# What is being asked
For every line in the records below that holds "heading", make a copy.

# Records from a data source
- Opening Delimiter -

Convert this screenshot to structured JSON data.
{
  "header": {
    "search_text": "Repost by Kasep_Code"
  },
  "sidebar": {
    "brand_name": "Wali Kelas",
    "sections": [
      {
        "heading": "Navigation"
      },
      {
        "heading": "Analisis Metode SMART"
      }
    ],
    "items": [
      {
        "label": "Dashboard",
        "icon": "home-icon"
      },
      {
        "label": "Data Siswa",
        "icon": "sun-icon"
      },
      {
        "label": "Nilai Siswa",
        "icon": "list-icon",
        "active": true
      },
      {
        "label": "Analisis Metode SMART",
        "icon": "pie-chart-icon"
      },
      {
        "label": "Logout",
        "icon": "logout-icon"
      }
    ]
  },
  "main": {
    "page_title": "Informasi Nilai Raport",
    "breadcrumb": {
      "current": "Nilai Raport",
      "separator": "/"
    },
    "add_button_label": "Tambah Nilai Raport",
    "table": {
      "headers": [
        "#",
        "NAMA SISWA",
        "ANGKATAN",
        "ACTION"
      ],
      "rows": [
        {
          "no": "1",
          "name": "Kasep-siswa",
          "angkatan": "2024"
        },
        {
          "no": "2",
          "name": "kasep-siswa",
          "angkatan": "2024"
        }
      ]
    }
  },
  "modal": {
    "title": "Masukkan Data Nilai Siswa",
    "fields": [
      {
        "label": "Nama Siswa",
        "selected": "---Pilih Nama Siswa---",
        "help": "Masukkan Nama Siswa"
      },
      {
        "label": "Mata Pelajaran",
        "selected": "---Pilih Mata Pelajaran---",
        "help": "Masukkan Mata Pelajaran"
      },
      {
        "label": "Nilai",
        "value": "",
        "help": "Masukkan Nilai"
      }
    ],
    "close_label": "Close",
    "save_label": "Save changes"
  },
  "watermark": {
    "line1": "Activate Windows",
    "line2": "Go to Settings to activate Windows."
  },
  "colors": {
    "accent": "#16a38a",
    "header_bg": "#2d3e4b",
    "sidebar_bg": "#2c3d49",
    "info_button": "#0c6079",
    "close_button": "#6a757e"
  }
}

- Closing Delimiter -

# Your solution
        "heading": "Navigation"
        "heading": "Analisis Metode SMART"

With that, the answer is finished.